Billy Mohler, double bass, compositions
Chris Speed, tenor saxophone
Shane Endsley, trumpet
Nate Wood, drums

Whit Dickey - 
June 22 - Vision Festival 2022 - Roulette - 8pm
Astral Longform: Staircase in Space
Whit Dickey – drums
Rob Brown – alto saxophone
Mat Maneri – viola
Brandon Lopez – bass

Stephen Harvey - 
June 23 - Jazz Gallery - Jazz Composers' Showcase - 7:30pm and 9:30pm
Stephen Philip Harvey
Courtney Wright
Rafael Piccolotto de Lima
Personnel: Ben Kono, Ethan Helm, Quinsin Nachoff, Jasper Dutz, Courtney Wright - reeds; Roger Garcia, Jonathan Challoner, David Adawumi, Andrew Wagner - trumpets; Nick Grinder, Nick Vayenas, Evan Amoroso, Jennifer Wharton - trombones; Olli Hirvonen -guitar, Martha Kato -piano, Evan Gregor -bass, Jared Schonig -drums

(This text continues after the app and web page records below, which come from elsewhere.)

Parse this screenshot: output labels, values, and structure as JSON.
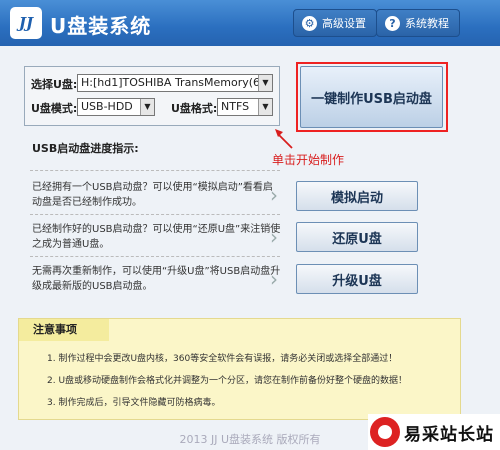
{
  "app": {
    "logo": "JJ",
    "title": "U盘装系统"
  },
  "header": {
    "settings_label": "高级设置",
    "tutorial_label": "系统教程"
  },
  "options": {
    "usb_label": "选择U盘:",
    "usb_value": "H:[hd1]TOSHIBA TransMemory(6.87G",
    "mode_label": "U盘模式:",
    "mode_value": "USB-HDD",
    "format_label": "U盘格式:",
    "format_value": "NTFS"
  },
  "oneclick_label": "一键制作USB启动盘",
  "hint_text": "单击开始制作",
  "progress_title": "USB启动盘进度指示:",
  "actions": [
    {
      "desc": "已经拥有一个USB启动盘？可以使用“模拟启动”看看启动盘是否已经制作成功。",
      "label": "模拟启动"
    },
    {
      "desc": "已经制作好的USB启动盘？可以使用“还原U盘”来注销使之成为普通U盘。",
      "label": "还原U盘"
    },
    {
      "desc": "无需再次重新制作，可以使用“升级U盘”将USB启动盘升级成最新版的USB启动盘。",
      "label": "升级U盘"
    }
  ],
  "notes": {
    "title": "注意事项",
    "items": [
      "1. 制作过程中会更改U盘内核，360等安全软件会有误报，请务必关闭或选择全部通过！",
      "2. U盘或移动硬盘制作会格式化并调整为一个分区，请您在制作前备份好整个硬盘的数据！",
      "3. 制作完成后，引导文件隐藏可防格病毒。"
    ]
  },
  "footer": "2013 JJ U盘装系统 版权所有",
  "watermark_text": "易采站长站",
  "colors": {
    "titlebar": "#2b6fbf",
    "highlight": "#e22222",
    "hint": "#d81e1e",
    "notes_bg": "#fbf6c8"
  }
}
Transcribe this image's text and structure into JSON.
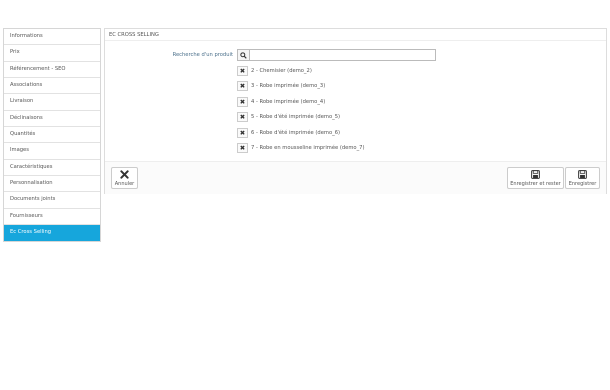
{
  "sidebar": {
    "items": [
      {
        "label": "Informations"
      },
      {
        "label": "Prix"
      },
      {
        "label": "Référencement - SEO"
      },
      {
        "label": "Associations"
      },
      {
        "label": "Livraison"
      },
      {
        "label": "Déclinaisons"
      },
      {
        "label": "Quantités"
      },
      {
        "label": "Images"
      },
      {
        "label": "Caractéristiques"
      },
      {
        "label": "Personnalisation"
      },
      {
        "label": "Documents joints"
      },
      {
        "label": "Fournisseurs"
      },
      {
        "label": "Ec Cross Selling"
      }
    ],
    "active_index": 12,
    "active_color": "#16a6dc"
  },
  "panel": {
    "title": "EC CROSS SELLING",
    "search_label": "Recherche d'un produit",
    "search_value": "",
    "search_icon": "search-icon",
    "products": [
      {
        "label": "2 - Chemisier (demo_2)"
      },
      {
        "label": "3 - Robe imprimée (demo_3)"
      },
      {
        "label": "4 - Robe imprimée (demo_4)"
      },
      {
        "label": "5 - Robe d'été imprimée (demo_5)"
      },
      {
        "label": "6 - Robe d'été imprimée (demo_6)"
      },
      {
        "label": "7 - Robe en mousseline imprimée (demo_7)"
      }
    ],
    "remove_icon": "close-icon"
  },
  "footer": {
    "cancel_label": "Annuler",
    "save_stay_label": "Enregistrer et rester",
    "save_label": "Enregistrer"
  }
}
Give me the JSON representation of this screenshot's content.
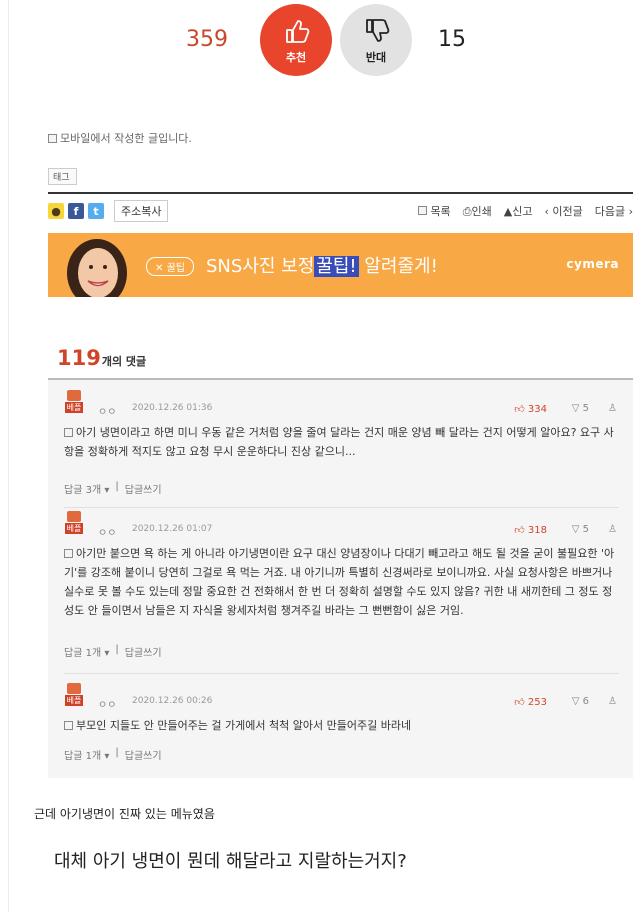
{
  "vote": {
    "up_count": "359",
    "up_label": "추천",
    "down_count": "15",
    "down_label": "반대"
  },
  "post": {
    "mobile_note": "모바일에서 작성한 글입니다.",
    "tag_label": "태그"
  },
  "toolbar": {
    "copy_address": "주소복사",
    "list": "목록",
    "print": "인쇄",
    "report": "신고",
    "prev": "‹ 이전글",
    "next": "다음글 ›"
  },
  "banner": {
    "chip": "꿀팁",
    "text_before": "SNS사진 보정",
    "text_highlight": "꿀팁!",
    "text_after": " 알려줄게!",
    "brand": "cymera",
    "colors": {
      "background": "#f8a845",
      "highlight": "#3a4cb8"
    }
  },
  "comments": {
    "count": "119",
    "count_label": "개의 댓글",
    "items": [
      {
        "badge": "베플",
        "nick": "ㅇㅇ",
        "date": "2020.12.26 01:36",
        "likes": "334",
        "dislikes": "5",
        "body": "아기 냉면이라고 하면 미니 우동 같은 거처럼 양을 줄여 달라는 건지 매운 양념 빼 달라는 건지 어떻게 알아요? 요구 사항을 정확하게 적지도 않고 요청 무시 운운하다니 진상 같으니...",
        "replies": "답글 3개",
        "write_reply": "답글쓰기"
      },
      {
        "badge": "베플",
        "nick": "ㅇㅇ",
        "date": "2020.12.26 01:07",
        "likes": "318",
        "dislikes": "5",
        "body": "아기만 붙으면 욕 하는 게 아니라 아기냉면이란 요구 대신 양념장이나 다대기 빼고라고 해도 될 것을 굳이 불필요한 '아기'를 강조해 붙이니 당연히 그걸로 욕 먹는 거죠. 내 아기니까 특별히 신경써라로 보이니까요. 사실 요청사항은 바쁘거나 실수로 못 볼 수도 있는데 정말 중요한 건 전화해서 한 번 더 정확히 설명할 수도 있지 않음? 귀한 내 새끼한테 그 정도 정성도 안 들이면서 남들은 지 자식을 왕세자처럼 챙겨주길 바라는 그 뻔뻔함이 싫은 거임.",
        "replies": "답글 1개",
        "write_reply": "답글쓰기"
      },
      {
        "badge": "베플",
        "nick": "ㅇㅇ",
        "date": "2020.12.26 00:26",
        "likes": "253",
        "dislikes": "6",
        "body": "부모인 지들도 안 만들어주는 걸 가게에서 척척 알아서 만들어주길 바라네",
        "replies": "답글 1개",
        "write_reply": "답글쓰기"
      }
    ]
  },
  "caption": "근데 아기냉면이 진짜 있는 메뉴였음",
  "question": "대체 아기 냉면이 뭔데 해달라고 지랄하는거지?"
}
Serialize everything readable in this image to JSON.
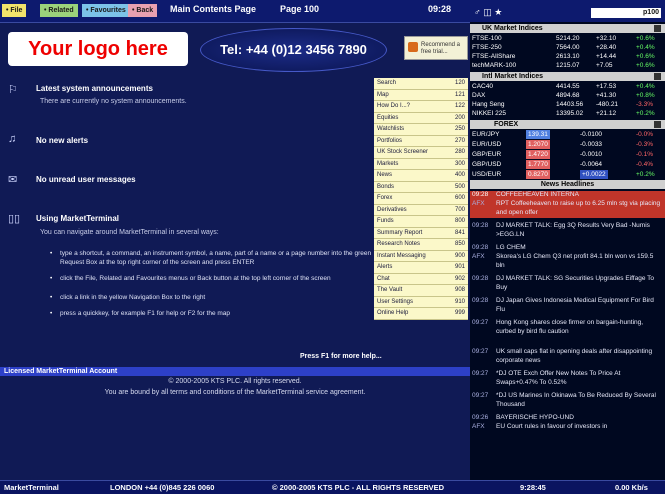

Sonic Liberation Front w/ Oliver Lake  - 
June 26 - Vision Festival 2022 - La Plaza at The Clemente - 6pm
Oliver Lake’s JUSTICE with Sonic Liberation Front
Oliver Lake - composer, arranger, conduction, spoken word
Elliot Levin - tenor sax
Veronica Jurkiewicz - violin
Matt Engle - acoustic bass
Kevin Diehl - drum kit, synth drums
Jameka Gordon - flute
Chaela Harris – voice (alto)
Ravi Seenerine – voice (tenor)
Shanon Chua – voice (soprano)

Vadim Neselovskyi: Odesa—A Musical Walk Through a Legendary City
June 29 - The Stone - 8:30
Vadim Neselovskyi - piano


June 10th, 9pm (doors 8pm)
$20 in adv, $25 at the door
The Atlantic
333 Atlantic Avenue

This comes from local keyboard wiz ELI WALLACE:

June 7th:
Limited Resources, Freddy's Bar, Brooklyn, 8pm with Jessica Ackerley, Andrew Smiley & Alex Perry

-June 16th and 17th: 
MAW residency (Jessica Ackerley, Frank Meadows, me) to celebrate our first release MAW, A Maneuver Within Ibeam, Brooklyn 
Night 1: Phillip Greenlief, Angelica Sanchez, Tom Rainey 8pm, MAW 9pm
Night 2: Oido: Ishmael Ali, Aaron Quinn, Deric Dickens 8pm, MAW w/ special guest 9pm

June 18th:
Infrequent Seams Streamfest 3 Day 3, Willow Place Auditorium, Brooklyn, 6:30-10:30pm with Jessica Ackerley, James Ilgenfritz, & Thomas Buckner

June 25th:
The Inflatable Leviathan album release show presented by Tripticks Tapes, Anchor House of Artists, Northampton, MA 7pm with Cecilia Lopez, Michael Foster, & Sean Ali